His work came to public notice in a paper, ‘On the ancient name of Dublin’, he read to the RIA (to which he was elected in January 1841) and which was published in its Proceedings (1854). Haliday's historical pursuit extended to the Ostmen or Vikings who had founded the place and he made good use of Scandinavian as well as Irish sources. It culminated in the posthumous, The Scandinavian kingdom of Dublin (1882; 2nd ed., 1884), edited by his friend John P. Prendergast (qv). Haliday is best remembered for his collection of Irish pamphlets. This he formed over the years, buying from auctioneers and waste-paper merchants. Its value lies in its size (some 35,000 items), its historical range (the earliest item is dated 1578) and its eclectic nature (Haliday seems to have rejected very little and had a penchant for anything of mercantile interest). Probably he had the collection in mind when he leased a villa at Monkstown, Co. Dublin (1834). Certainly, he did so when he bought Monkstown Park (1843), pulled down the old house and built a villa to his own design containing a large library in which he arranged his pamphlets chronologically.

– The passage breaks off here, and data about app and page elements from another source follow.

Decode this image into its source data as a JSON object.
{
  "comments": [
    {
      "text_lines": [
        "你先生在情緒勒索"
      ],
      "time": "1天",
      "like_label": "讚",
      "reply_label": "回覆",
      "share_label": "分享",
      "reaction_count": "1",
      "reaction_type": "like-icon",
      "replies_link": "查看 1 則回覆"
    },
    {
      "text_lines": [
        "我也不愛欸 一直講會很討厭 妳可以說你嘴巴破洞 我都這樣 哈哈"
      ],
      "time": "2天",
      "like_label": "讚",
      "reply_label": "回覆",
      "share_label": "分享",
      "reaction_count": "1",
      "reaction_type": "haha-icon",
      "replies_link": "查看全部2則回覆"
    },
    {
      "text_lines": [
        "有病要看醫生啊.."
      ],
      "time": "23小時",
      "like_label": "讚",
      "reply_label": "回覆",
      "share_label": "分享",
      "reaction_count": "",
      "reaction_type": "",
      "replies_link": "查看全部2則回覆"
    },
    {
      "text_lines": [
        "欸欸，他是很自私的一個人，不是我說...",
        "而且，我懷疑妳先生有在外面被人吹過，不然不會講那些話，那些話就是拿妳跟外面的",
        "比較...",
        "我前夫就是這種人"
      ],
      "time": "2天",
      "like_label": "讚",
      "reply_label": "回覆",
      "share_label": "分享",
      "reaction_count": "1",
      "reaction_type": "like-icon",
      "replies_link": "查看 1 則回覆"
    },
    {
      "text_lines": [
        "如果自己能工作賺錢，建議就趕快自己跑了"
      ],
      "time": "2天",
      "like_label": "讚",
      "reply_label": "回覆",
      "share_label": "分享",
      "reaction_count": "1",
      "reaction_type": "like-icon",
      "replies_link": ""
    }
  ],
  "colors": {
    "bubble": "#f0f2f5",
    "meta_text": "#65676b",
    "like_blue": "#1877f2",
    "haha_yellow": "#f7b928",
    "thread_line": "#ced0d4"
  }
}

Charles Haliday died at Monkstown 14 September 1866 aged 77. His wife was Mary Hayes of Mountmellick, Queen's Co., niece of Thomas Hayes (1759?–1831), major-general in East India Co. service; she died 10 April 1868, having donated all his rich collection of ‘pamphlets, tracts and papers &c. relating to Ireland’ to the RIA (January 1867). Some 3,000 duplicates were transferred (1914) to the NLI and were bound (1923) to form P 479–789 in its pamphlet series. There are 22 volumes of pamphlets labelled ‘Halliday collection’ (sic) at Farmleigh, probably acquired by the 3rd earl of Iveagh (1937–92). Haliday was an early riser, a rider to hounds, and a violinist. A portrait of him by Stephen Catterson Smith (qv) is in the RIA.